However, Edmonson's assertions that he had no sexual contact with K.D. was contradicted by Ealy when she testified that she saw K.D. giving Edmonson oral sex. Ealy also gave support to K. D's false imprisonment and aggravated sodomy claims when she testified that at times during K. D's stay at Edmonson's house that K.D. looked scared and “was in a fixed daze.”
Finally, the recorded jail call between Edmonson and Ealy indicated that Edmonson and Ealy were attempting to cover up what happened the night when K.D. was at their house, since they were fabricating Ealy's story. It also further demonstrated Edmonson's tendency to lie and attempts to control the women around him.
Given the evidence discussed above, which does not include the 404(b) evidence admitted at trial, “it is highly probable that the error did not contribute to the verdict.” (Citation and punctuation omitted.) Peoples, supra at 55(4)(c), 757 S.E.2d 646. By considering the trial record as a whole and weighing the evidence “as we would expect reasonable jurors to have done so,” we are convinced that the jury would have found Edmonson guilty of aggravated sodomy and false imprisonment without the 404(b) evidence. (Citation and punctuation omitted.) Id.

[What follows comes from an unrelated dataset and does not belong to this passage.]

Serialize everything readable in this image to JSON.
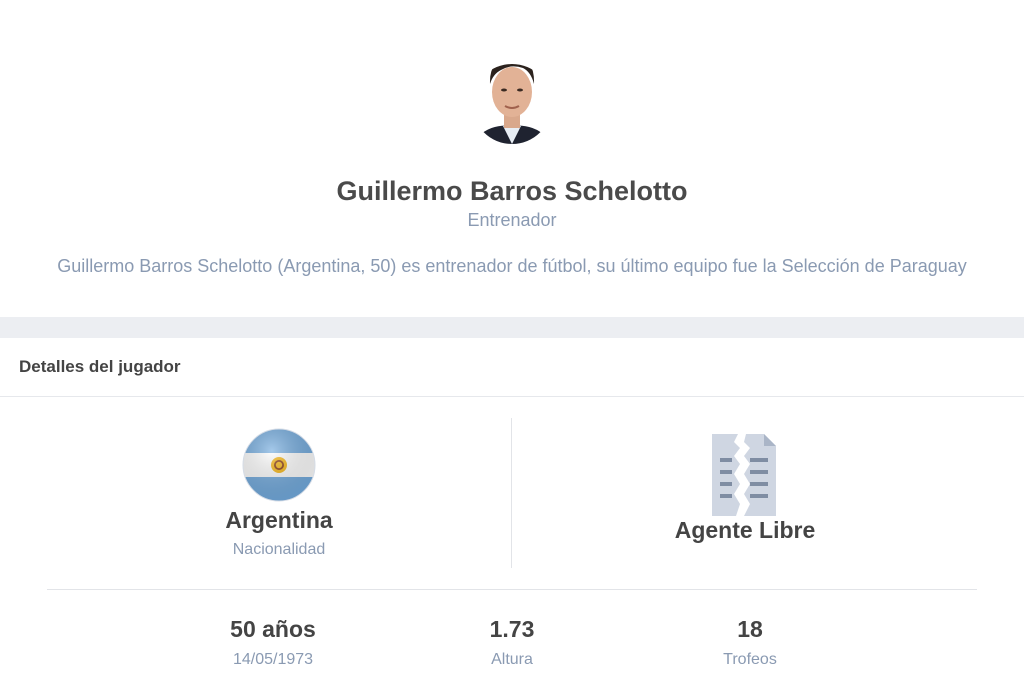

We also note that the other acts evidence presented by the State included Edmonson having oral and vaginal sex with N.R. If this evidence had a prejudicial effect on the verdict, it stands to reason that it would have affected both the aggravated sodomy and the rape counts. However, Edmonson was acquitted of the rape count and was only convicted of aggravated sodomy, which further indicates that the error did not contribute to the verdict. Peoples, supra at 55(4)(c), 757 S.E.2d 646.
2. Additionally, we note that the evidence may have been admissible under OCGA § 24–4–413, which allows for the admission of “evidence of the accused's commission of another offense of sexual assault” in sexual assault cases. OCGA § 24–4–413(a). This statute requires that “the prosecutor shall disclose such evidence to the accused, including statements of witnesses or a summary of the substance of any testimony that is expected to be offered, at least ten days in advance of trial[.]” OCGA § 24–4–413(b). In the Notice of State's Intention to Present OCGA § 24–4–404(b) Evidence, the State claimed that “[c]opies of reports, accusation/indictment, if any, and guilty pleas or verdicts, if any are included herewith or previously provided.” But, after reviewing the record, we can not determine whether the State did, in fact, provide these reports, guilty pleas, or verdicts. Further, we acknowledge the obvious, that the trial court did not at trial or thereafter consider whether the provisions of OCGA § 24–4–413 applied to the other acts evidence admitted in this case.
The challenge to the trial court's decision to admit the other acts evidence to demonstrate intent and plan might be moot if such evidence was otherwise admissible under OCGA § 24–4–413. However, because we have already found that any error in admitting the evidence under § 24–4–404(b) to be harmless, if it was indeed an error, we need not decide whether the evidence was admissible under § 24–4–413.
We affirm the trial court's decision.
BARNES, P. J., and PETERSON, J., concur.